Sound information on the value of the major indigenous breeds is now available. The advantages to be obtained from crossbreeding have been demonstrated in terms of growth, and there is widespread interest in its adoption. The question of the optimum size of the crossbred cow for a specific environment, and the possibility that selection for maximum growth may in some cases be counter-productive, is of concern. Similarly, crossbreeding under the more rigorous environment of the cattle post may have different requirements than in the ranch situation. The optimum choice of breeding programmes in the transition from the Tswana, through Tuli-crosses and Brahman-crosses up to Simmental-crosses cannot be determined from field experimental work covering all situations.
There is a total gap in research knowledge in this area. Experience suggests that milking low-yielding cows detracts significantly from beef production. However, opportunities exist for dual-purpose production which may be commercially attractive in certain localities. A research question in Botswana is whether the Tswana cow is suitable for this purpose or whether a cross with a breed such as Simmental would be more appropriate.
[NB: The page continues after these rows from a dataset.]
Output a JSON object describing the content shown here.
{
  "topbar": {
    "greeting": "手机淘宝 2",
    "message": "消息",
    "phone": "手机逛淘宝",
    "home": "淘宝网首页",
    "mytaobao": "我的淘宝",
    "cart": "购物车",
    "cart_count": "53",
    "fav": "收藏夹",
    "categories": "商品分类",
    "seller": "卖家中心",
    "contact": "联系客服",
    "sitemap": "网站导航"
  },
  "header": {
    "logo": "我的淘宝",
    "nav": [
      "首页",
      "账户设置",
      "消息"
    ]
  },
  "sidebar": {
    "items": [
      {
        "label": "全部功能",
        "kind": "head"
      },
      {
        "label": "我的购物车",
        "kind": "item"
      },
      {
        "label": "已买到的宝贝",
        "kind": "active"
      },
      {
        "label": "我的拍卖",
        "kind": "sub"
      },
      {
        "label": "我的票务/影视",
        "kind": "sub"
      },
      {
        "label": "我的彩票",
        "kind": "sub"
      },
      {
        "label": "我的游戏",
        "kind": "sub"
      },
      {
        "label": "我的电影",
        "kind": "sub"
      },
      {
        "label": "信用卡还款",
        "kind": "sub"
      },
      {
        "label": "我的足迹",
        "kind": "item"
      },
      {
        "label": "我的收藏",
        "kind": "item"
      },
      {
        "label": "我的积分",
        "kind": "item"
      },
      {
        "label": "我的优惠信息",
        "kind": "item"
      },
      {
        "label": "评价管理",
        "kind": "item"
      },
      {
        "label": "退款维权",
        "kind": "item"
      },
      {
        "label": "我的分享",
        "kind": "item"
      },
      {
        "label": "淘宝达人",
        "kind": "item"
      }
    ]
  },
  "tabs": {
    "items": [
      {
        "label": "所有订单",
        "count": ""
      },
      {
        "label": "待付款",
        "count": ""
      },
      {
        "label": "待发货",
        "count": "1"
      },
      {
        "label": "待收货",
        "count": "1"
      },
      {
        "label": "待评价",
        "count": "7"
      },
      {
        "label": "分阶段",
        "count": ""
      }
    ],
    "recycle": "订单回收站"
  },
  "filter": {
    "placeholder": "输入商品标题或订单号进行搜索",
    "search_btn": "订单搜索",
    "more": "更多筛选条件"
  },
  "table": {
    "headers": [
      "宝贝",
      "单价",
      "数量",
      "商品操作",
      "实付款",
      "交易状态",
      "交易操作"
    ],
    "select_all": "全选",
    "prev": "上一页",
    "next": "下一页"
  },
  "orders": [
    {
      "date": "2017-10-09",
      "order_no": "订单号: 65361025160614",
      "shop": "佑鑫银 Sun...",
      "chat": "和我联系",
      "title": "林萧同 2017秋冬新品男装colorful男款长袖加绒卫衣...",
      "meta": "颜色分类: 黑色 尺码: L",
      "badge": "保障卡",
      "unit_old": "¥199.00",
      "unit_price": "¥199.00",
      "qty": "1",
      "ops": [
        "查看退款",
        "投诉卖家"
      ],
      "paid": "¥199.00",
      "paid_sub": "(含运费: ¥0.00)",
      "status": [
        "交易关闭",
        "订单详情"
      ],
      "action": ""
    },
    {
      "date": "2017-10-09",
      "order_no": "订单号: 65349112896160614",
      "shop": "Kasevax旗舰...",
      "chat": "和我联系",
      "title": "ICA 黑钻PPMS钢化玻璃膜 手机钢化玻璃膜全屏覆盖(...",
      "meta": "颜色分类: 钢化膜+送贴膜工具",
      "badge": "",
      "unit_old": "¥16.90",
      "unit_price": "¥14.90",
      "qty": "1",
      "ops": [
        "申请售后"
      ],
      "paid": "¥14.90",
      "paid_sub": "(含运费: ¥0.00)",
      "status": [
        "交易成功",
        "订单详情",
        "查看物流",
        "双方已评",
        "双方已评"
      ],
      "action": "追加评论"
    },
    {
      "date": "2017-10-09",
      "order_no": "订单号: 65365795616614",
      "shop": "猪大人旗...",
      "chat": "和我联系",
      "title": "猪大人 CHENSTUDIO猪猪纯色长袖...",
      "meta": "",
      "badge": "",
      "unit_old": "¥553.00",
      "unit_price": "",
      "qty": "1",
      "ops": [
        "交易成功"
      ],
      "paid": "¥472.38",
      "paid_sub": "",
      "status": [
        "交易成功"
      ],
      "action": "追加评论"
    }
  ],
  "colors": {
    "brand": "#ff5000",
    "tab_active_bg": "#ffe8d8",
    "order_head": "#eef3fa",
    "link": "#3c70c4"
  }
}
Seasonal rains rarely fail completely in Botswana. More commonly, minor seasonal differences occur in the total rainfall and in its distribution within the season and these have marked effects on forage and cattle production. The best tactical responses of producers to such situations, which are in essence droughts of various severities and durations, have not been investigated in Botswana. Formal research programmes cannot be designed to include drought situations, so research results do not lend themselves readily to the formulation of extension recommendations for times of drought. Ongoing research in Botswana will identify possible improvements in the existing systems, and the value of these improvements are related in varying degrees to their performance in drought situations. Despite the methodological difficulties involved, research must be capable of estimating this performance.